- From birds: birds are just as gastronomically discerning as you when it comes to planted garlic and will eat cloves and shoot. Protect your bed by laying netting or fleece, which also keeps the cloves insulated from the cold. Don’t remove the netting until the shoots are at least 5 centimeters tall.
- From the cold: laying horticultural fleece provides welcome insulation from cold winter and helps to get the garlic growing early on in the Spring.
Feed your garlic
Your garlic is only going to get going with growing in the spring, so that is the time to start feeding your garlic.
When growth accelerates add a high nitrogen feed or more compost.
For garlic greens, feed between April and early May.
Watering your garlic
You’ll be relieved to know that for the most part, garlic needs very little intervention.
Start watering during spring and early summer and keep your greens green and moist while harvesting them.
For Garlic Greens – You should have harvested them before the foliage turns yellow as this is a sign that the bulbs are mature.
Weed your garlic
Weeding ensures that your garlic gets the water and nutrients it needs.
Hand weed between plants to prevent hoe damage.
Watch out for these common garlic pests and diseases
Garlic is extremely hardy so pests are not usually a major concern.
The main priority is vigilance as the diseases that get garlic greens often go undetected until it’s too late.
Here are two key garlic diseases to watch out for:
- Onion white rot: The organism that causes this disease comes from the soil. If you encounter onion rot you’ll need to grow your next set of garlic in containers as there is no way to eradicate this from the soil. It produces yellowing and dieback of your delicious greens, often mistaken for maturing garlic. When the garlic is dug up it has fungal growth and is black and rotten.
- Leek rust is a fungal infection that occurs in sustained damp weather. Again, there is die back of the foliage with orange pustules on your greens! The remedy is to harvest and use all affected plants as the garlic bulb should be unaffected.
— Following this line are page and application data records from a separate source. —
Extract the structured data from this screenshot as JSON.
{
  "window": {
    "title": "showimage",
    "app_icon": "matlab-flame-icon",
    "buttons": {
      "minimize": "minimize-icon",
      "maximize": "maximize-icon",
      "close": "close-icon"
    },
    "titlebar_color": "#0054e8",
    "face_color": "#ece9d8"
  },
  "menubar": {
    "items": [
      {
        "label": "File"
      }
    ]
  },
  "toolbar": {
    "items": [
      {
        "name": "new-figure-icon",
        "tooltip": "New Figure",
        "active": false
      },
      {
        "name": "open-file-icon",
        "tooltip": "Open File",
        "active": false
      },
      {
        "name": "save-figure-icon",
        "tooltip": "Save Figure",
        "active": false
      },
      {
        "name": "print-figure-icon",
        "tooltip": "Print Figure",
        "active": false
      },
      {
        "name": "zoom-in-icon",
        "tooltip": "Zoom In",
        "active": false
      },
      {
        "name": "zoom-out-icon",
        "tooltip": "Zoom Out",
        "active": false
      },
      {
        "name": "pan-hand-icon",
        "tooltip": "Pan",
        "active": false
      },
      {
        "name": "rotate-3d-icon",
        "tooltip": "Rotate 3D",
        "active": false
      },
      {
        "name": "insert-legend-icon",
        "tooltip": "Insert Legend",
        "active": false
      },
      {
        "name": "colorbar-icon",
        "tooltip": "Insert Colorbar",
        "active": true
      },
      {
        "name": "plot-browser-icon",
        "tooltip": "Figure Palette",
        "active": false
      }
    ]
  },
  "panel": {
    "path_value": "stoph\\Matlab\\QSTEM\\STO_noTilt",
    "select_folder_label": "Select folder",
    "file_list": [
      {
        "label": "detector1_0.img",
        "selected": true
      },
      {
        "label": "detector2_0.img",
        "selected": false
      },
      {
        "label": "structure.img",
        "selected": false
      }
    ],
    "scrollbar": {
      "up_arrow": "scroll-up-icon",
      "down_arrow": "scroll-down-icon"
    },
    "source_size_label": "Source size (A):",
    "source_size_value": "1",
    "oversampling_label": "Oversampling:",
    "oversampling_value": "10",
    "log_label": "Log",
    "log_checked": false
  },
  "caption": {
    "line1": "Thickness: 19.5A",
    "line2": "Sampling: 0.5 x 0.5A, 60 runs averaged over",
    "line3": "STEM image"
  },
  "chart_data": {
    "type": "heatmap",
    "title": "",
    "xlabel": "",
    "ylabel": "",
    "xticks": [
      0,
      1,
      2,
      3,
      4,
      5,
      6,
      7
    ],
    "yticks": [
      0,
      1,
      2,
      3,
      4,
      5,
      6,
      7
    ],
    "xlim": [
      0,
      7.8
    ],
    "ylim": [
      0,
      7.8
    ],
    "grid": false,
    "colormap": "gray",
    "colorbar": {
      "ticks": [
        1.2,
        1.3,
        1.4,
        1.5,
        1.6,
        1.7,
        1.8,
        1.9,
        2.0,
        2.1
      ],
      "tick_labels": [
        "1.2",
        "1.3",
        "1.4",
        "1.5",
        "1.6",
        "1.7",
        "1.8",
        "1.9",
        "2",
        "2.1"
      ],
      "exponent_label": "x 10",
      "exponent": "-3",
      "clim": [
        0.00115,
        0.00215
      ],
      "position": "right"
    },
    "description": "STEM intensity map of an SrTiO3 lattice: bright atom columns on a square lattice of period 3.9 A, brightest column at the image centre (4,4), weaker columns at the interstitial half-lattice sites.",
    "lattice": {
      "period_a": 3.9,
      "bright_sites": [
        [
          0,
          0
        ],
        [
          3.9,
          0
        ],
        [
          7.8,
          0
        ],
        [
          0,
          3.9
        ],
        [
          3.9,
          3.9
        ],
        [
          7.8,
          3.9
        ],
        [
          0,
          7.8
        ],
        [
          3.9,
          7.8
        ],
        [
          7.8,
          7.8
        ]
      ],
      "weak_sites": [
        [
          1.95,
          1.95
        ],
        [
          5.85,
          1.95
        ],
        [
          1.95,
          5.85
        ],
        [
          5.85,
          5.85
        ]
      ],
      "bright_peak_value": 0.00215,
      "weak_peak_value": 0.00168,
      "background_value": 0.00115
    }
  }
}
To prevent these diseases, avoid planting garlic, leeks, or onions in the same place more frequently than every 3 years.
Get those greens! Harvesting garlic greens
The #1 piece of advice for harvesting garlic greens is not to wait too long.
You want these greens when they are tender and the bulb has not fully formed.
Wait, too long, and you’ll have a tougher bulb and greens.
When do I harvest garlic greens?
Look for garlic greens in late spring when the foliage is tall and green.
Between May and late June is likely to be best if you are growing in a temperate zone. Pull the whole garlic plant to enjoy eating the whole thing.
If you pull at the right time you should have something like a large scallion or baby leek, but with a deliciously mild garlic flavor and aroma to enjoy raw or cooked.
Have Fun – It is a great grow if you are an itchy-fingered gardener who wants to enjoy their garlic asap!
Did you know you can grow yourself some garlic greens indoors too?
If you can’t wait months for your green garlic fix, you can take a glass jar with a little water and toss in some cloves.
In time they will sprout, providing you with tender green shoots you can cut and come again.
They are not as rich as the greens you grow outside, but they are a rich alternative to chives or scallions.
Preparing green garlic
Another great thing about green garlic is you don’t have the convoluted curing and plaiting steps that you would with mature garlic.
Once pulled and washed, green garlic is good to go. Eat raw or cooked in lots of tasty recipes.
Here are some examples:
This is a fun gardening project that even a beginner marketer can hit out of the park!
Grow your green garlic to build your gardening skills and feed the family in style.
Just remember, to plant a lot of this tasty green garlic – we guarantee you that it won’t last long!